**Extracted records:**

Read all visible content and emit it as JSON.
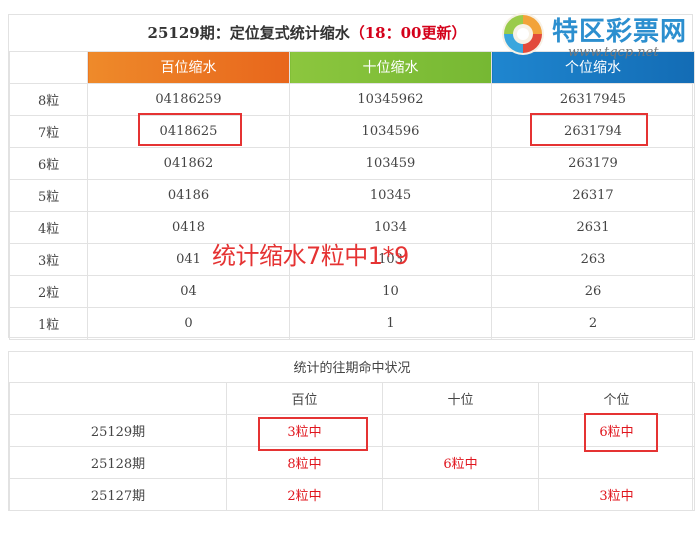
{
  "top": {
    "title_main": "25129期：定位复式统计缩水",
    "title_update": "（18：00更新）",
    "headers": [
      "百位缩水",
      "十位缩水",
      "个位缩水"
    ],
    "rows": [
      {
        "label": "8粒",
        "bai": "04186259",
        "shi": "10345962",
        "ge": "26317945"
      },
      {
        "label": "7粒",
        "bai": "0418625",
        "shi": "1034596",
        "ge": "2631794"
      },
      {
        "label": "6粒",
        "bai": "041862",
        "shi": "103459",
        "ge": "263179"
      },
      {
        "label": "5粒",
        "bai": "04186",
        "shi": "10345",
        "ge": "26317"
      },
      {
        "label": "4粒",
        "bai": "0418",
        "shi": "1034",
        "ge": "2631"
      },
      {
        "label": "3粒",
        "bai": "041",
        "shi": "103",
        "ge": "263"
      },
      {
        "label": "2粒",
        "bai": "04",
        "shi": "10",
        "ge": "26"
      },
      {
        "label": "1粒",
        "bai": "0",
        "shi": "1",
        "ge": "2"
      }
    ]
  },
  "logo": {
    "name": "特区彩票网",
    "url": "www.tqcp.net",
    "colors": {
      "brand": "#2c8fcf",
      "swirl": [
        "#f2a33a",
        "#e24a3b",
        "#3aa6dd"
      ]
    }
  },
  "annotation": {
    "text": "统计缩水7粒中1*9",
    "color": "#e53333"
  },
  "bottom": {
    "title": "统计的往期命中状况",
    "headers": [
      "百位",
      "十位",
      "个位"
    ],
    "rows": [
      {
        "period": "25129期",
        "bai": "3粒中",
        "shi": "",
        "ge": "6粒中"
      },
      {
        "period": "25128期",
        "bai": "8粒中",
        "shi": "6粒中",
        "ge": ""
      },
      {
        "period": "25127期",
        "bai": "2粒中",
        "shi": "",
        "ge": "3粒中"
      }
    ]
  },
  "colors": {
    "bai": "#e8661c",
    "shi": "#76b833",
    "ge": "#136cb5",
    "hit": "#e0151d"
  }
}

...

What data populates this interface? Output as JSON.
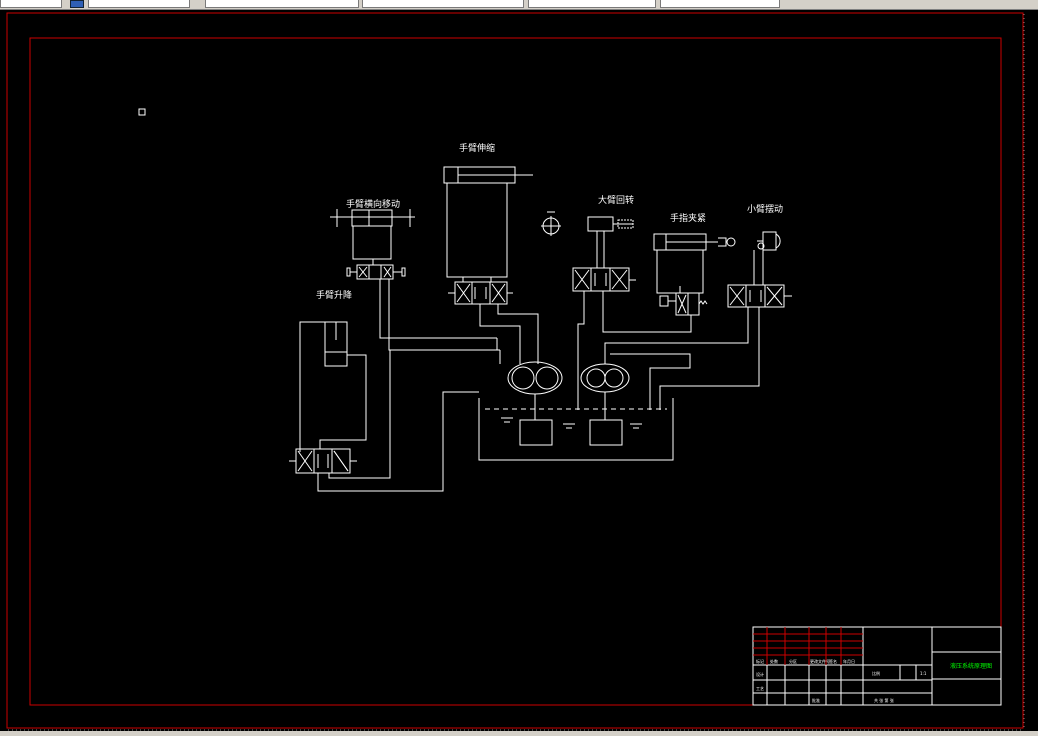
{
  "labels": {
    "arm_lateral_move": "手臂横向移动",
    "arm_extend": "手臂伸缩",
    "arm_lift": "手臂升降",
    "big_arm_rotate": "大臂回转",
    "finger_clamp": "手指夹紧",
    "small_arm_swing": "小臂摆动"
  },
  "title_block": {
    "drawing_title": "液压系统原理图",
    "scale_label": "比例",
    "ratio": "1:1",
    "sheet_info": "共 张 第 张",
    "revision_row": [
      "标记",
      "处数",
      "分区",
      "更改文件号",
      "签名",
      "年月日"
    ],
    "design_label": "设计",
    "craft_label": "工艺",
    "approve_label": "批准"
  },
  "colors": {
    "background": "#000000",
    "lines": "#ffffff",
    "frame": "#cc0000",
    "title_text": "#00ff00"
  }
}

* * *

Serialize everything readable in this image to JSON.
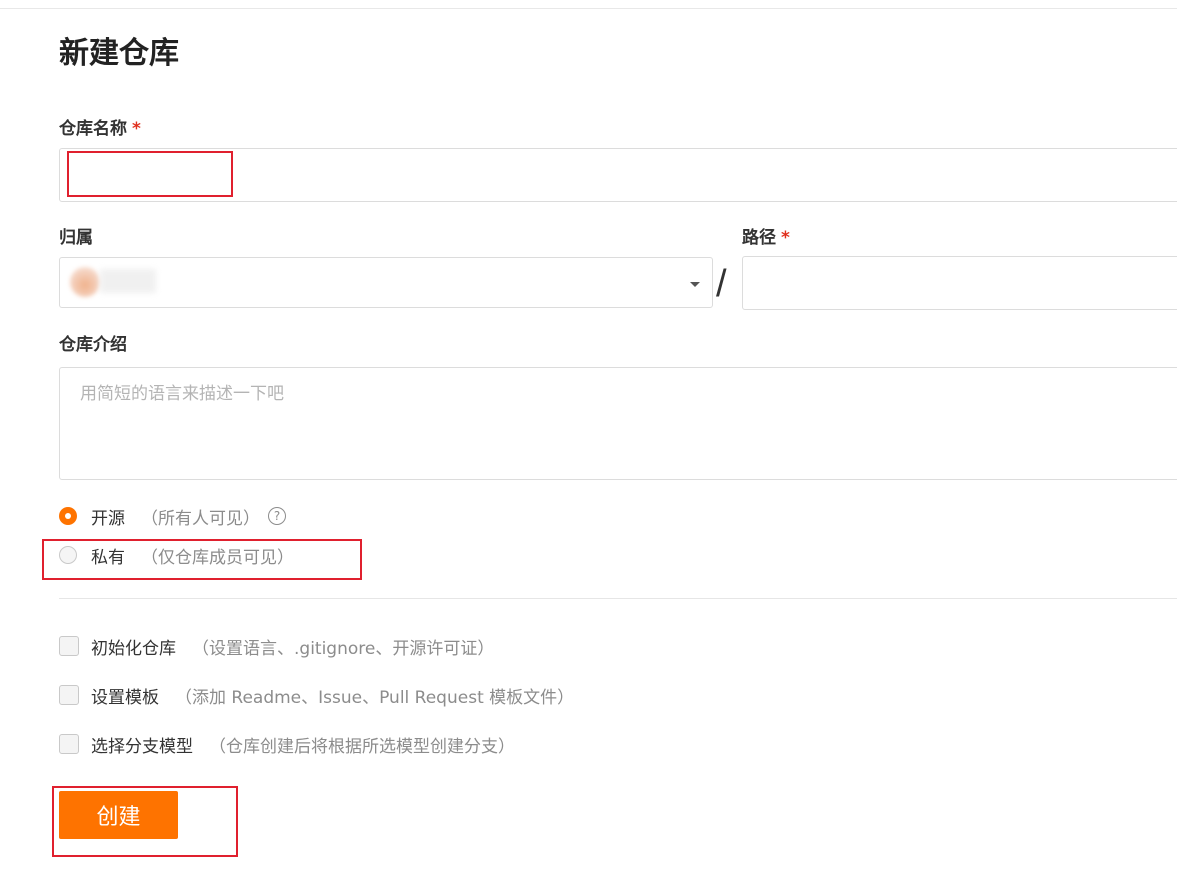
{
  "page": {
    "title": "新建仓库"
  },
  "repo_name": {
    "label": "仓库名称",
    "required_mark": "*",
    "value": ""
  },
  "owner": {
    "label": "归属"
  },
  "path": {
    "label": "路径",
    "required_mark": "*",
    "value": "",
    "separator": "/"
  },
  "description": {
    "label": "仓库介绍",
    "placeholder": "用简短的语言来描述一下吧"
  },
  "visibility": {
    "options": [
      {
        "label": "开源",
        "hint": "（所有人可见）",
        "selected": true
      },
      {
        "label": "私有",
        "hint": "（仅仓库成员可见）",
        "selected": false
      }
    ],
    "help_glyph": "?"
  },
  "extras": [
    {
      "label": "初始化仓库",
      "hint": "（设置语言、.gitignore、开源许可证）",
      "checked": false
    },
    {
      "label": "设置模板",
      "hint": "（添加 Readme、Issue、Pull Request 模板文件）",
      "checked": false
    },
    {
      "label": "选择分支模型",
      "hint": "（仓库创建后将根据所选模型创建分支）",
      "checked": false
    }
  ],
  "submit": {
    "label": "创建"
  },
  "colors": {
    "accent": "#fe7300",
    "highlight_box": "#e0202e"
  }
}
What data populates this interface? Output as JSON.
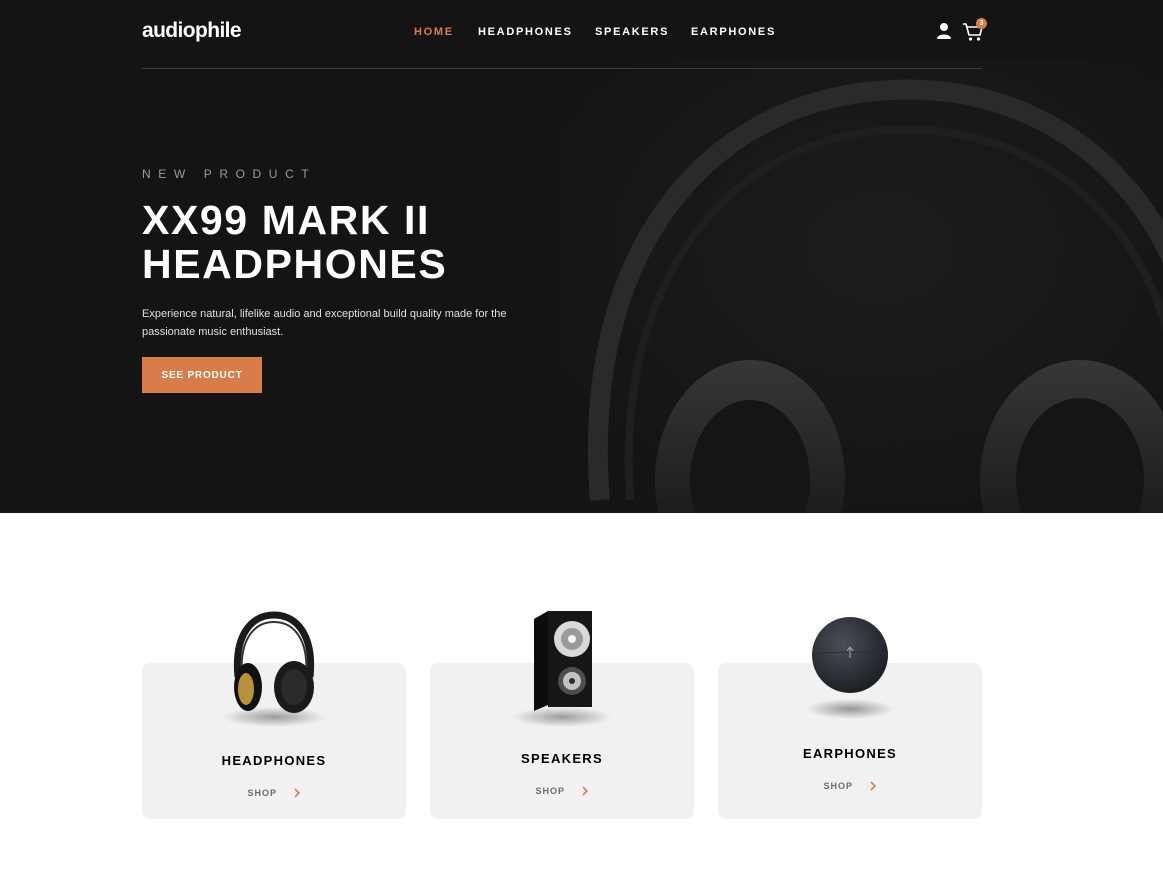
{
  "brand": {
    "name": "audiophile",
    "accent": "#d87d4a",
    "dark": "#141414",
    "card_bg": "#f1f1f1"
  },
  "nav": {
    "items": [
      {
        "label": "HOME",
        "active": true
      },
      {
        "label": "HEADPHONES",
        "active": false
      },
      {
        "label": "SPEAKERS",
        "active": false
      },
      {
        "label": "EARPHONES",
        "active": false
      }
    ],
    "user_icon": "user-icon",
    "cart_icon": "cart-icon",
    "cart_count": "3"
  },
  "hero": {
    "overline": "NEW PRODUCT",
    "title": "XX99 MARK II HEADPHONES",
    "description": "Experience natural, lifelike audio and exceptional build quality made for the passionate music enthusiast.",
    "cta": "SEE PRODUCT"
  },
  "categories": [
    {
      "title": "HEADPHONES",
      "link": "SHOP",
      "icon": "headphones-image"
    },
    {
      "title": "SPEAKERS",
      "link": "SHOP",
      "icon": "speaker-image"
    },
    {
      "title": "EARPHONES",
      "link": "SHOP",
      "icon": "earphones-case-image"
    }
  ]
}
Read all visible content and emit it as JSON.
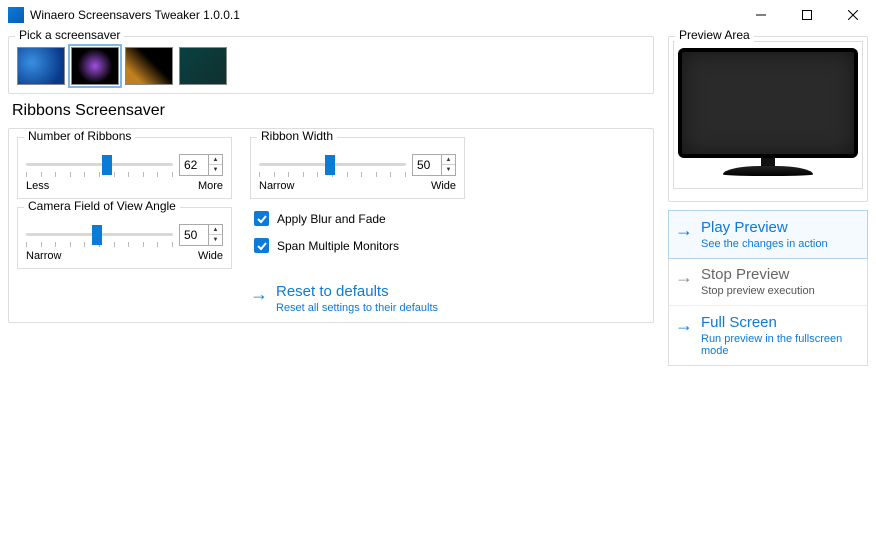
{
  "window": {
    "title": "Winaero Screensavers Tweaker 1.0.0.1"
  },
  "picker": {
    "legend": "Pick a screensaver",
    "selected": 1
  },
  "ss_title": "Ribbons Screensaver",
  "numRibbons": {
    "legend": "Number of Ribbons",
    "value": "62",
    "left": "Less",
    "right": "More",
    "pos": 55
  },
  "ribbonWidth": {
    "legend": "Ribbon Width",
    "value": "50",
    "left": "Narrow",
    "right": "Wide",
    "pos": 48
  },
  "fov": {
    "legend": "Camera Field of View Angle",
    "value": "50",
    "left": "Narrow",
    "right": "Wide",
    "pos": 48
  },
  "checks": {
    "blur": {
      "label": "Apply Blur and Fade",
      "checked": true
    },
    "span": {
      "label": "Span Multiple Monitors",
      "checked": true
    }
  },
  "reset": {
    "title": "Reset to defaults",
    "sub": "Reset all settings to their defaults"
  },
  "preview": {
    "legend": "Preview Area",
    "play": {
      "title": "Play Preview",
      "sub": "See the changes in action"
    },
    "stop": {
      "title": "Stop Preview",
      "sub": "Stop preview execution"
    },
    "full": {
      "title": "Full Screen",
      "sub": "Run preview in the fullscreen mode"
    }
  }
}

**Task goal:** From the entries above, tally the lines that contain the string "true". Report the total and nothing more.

**Written reply:** 4